Imagine if baseball’s heaviest slugger didn’t wear pinstripes. Would baseball have been the same?

Tokyo Babe Photo by New York Times Co./Getty Images

In perhaps the most famous MLB transaction of the 20th century, the Boston Red Sox sold pitcher/outfielder Babe Ruth to the New York Yankees after the 1919 season. Harry Frazee, Red Sox owner at the time, liked to finance theater productions, and people say that he left the team in bankruptcy because of that. After he sold George Herman Ruth to the Yankees, the team was regularly in the last place of the American League and failed to finish with a .500 record until the 1934 season.

With Ruth in the fold, the Yankees went on to win seven World Series championships. They won the 27 trophies in total after the Ruth trade, and the Red Sox suffered at the hands of what became known as the “Curse of the Bambino”: after getting rid of Babe in 1919, a year after they lifted the trophy, they didn’t win another Fall Classic until 2004, and 86-year drought.

Playing for the Yankees, Babe Ruth became a figure bigger than his sport, a true legend. But have you stopped to wonder what if the Boston Red Sox hadn’t sold him to the Yankees?

A two-way star

Babe Ruth was a large man. Yes, he was powerful and had hit a home run or two in his tenure with the Red Sox in the 1910s, but he was also perhaps the best left-hander in the sport at the time.

That’s why the Red Sox, until the last two years of his stay there, virtually refused to take him off the mound. And, since he retired with a 2.28 ERA in 1221.1 frames, one can understand that stance.

But one has to wonder if he wasn’t sold to the Yankees, would the Red Sox have let him bat full-time? Or would they keep him as a two-way star? Would he have reached legendary status having to share his time between pitching and hitting?

The way I see it, his legacy and impact is so grand because the Yankees let him bat full-time. He was a good pitcher, but he was the best hitter, a truly game-breaking talent in the batter’s box.

Ruth’s offensive prowess, in addition to other factors such as a livelier ball, the outlaw of some illegal pitches and the use of more baseballs per game (up to those days, MLB used only one ball per game, which got very dirty and didn’t travel so far) helped change the game to a more offensive-oriented one.

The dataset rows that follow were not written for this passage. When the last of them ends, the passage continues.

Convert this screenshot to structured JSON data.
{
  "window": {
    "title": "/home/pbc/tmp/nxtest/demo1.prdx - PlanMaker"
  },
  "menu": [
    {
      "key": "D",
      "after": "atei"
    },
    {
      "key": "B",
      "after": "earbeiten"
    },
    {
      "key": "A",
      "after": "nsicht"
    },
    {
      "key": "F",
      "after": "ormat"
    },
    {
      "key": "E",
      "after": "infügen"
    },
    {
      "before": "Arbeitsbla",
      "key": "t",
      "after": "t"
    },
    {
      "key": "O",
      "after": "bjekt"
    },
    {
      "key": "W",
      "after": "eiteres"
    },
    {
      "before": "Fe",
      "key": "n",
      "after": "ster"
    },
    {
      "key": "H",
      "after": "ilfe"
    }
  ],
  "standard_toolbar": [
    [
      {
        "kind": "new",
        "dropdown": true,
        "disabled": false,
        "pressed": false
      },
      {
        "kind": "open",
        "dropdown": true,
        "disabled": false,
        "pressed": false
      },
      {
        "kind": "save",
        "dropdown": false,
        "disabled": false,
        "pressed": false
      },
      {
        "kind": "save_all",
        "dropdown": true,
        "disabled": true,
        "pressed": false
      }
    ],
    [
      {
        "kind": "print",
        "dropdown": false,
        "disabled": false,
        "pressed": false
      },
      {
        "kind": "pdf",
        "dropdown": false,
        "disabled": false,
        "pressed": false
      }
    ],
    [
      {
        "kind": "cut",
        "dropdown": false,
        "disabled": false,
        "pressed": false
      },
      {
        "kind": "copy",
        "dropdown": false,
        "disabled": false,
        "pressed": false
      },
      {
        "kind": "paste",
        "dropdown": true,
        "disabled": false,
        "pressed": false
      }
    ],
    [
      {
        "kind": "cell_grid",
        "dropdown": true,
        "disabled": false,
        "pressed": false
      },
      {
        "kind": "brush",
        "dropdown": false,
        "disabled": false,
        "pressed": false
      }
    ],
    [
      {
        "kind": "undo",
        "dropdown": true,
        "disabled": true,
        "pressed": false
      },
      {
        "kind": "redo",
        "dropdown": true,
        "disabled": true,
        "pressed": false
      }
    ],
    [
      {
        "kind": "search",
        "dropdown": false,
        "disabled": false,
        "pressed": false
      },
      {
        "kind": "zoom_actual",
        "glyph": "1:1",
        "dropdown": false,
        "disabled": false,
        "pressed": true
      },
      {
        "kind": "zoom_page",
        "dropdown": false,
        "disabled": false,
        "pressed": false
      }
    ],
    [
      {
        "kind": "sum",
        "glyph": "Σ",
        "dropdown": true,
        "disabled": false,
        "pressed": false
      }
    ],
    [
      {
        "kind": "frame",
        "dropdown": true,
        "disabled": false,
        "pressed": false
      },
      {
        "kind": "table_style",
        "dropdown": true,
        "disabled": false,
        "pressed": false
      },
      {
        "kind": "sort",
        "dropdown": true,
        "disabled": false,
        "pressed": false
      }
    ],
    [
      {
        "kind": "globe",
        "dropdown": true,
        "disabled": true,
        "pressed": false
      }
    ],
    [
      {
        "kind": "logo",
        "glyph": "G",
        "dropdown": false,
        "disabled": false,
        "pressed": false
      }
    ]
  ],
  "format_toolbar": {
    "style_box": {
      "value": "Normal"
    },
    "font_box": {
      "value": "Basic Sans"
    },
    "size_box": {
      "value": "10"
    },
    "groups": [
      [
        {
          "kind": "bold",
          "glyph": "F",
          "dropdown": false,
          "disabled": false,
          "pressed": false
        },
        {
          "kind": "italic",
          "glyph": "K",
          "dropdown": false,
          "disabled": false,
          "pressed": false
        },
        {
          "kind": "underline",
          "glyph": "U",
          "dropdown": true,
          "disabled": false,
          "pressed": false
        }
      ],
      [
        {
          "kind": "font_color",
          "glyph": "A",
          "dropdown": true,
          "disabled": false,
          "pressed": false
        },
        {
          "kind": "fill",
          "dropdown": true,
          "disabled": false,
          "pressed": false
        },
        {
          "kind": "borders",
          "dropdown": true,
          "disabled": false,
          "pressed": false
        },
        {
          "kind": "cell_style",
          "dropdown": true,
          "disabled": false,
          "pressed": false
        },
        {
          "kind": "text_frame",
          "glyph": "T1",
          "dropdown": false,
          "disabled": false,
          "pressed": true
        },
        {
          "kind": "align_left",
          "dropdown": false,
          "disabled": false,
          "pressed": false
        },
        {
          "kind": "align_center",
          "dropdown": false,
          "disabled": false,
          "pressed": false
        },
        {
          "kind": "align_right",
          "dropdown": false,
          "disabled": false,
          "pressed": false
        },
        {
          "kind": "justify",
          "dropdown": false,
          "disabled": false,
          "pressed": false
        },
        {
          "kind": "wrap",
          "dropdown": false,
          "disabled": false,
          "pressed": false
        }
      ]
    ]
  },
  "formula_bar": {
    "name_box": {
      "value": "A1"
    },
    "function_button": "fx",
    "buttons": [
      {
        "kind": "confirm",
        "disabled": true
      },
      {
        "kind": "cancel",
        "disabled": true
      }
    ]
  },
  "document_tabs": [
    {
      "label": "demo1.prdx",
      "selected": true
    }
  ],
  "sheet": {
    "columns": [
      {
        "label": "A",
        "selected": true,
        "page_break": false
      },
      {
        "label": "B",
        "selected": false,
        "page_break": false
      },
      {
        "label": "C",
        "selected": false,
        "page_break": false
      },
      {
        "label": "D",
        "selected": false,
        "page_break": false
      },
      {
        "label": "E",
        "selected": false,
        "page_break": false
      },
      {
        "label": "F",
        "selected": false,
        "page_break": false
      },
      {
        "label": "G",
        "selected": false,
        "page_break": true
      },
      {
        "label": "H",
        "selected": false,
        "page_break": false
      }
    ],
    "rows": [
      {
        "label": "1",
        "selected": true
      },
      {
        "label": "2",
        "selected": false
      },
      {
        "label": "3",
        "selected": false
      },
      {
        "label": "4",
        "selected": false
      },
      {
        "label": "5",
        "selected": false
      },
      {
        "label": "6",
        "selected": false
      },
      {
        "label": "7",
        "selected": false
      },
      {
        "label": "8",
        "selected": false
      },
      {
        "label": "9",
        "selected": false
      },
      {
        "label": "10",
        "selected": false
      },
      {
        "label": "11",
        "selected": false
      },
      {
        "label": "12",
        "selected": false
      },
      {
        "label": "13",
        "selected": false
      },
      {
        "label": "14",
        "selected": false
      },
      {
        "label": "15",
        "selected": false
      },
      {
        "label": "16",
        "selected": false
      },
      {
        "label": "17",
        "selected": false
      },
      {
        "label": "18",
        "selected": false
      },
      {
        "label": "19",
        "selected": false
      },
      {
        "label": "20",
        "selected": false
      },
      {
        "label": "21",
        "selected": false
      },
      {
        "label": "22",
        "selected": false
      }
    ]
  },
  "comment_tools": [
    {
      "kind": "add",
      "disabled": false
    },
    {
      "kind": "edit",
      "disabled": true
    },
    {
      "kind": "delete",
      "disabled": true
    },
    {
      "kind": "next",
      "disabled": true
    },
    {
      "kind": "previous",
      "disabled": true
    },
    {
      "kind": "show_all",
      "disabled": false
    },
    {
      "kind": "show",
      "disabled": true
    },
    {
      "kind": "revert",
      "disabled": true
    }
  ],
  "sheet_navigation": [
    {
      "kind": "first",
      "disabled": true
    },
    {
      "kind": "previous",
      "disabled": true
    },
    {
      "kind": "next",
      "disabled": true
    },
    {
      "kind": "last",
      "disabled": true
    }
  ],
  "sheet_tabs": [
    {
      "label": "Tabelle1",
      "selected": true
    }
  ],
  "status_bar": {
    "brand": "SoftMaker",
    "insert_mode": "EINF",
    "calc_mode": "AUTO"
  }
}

Consider the home run leaders of the 1919 season:

Now, the 1920 leaders:

And the 1921 leaders:

You see Ruth always leading the pack, but at the same time, you notice that the rest of the leaders increase their respective counts. It’s easy to concoct theories about Ruth’s performance, in combination with a livelier ball, leading to hitters adopting a “free-swinging” style with the intention of hitting the ball hard and with an uppercut stroke.

How crazy was it for a player to hit 54 home runs in a single season around those days? Well, when the Babe knocked 29 balls out of the park in 1919, the baseball world was in shock. Imagine virtually doubling that number a year later; in his first season as a full-time batter, which came with the Yankees in 1920, Ruth hit more homers (54) than every other AL team — and all but one other big league squad.

Had he stayed with the Red Sox, there’s no guarantee that they would have turned him into a full-time hitter. Of course, they could have done it. We will never know.

With Ruth, the Yankees won seven World Series. Is it possible that they win that many rings without Babe’s larger-than-life presence in the lineup? Perhaps they could have, but it’s highly unlikely they would have reached such spectacular heights, even given how talented Ruth’s eventual supporting cast was.

Babe Ruth not only changed baseball, he also changed the fate of two franchises. He was that big.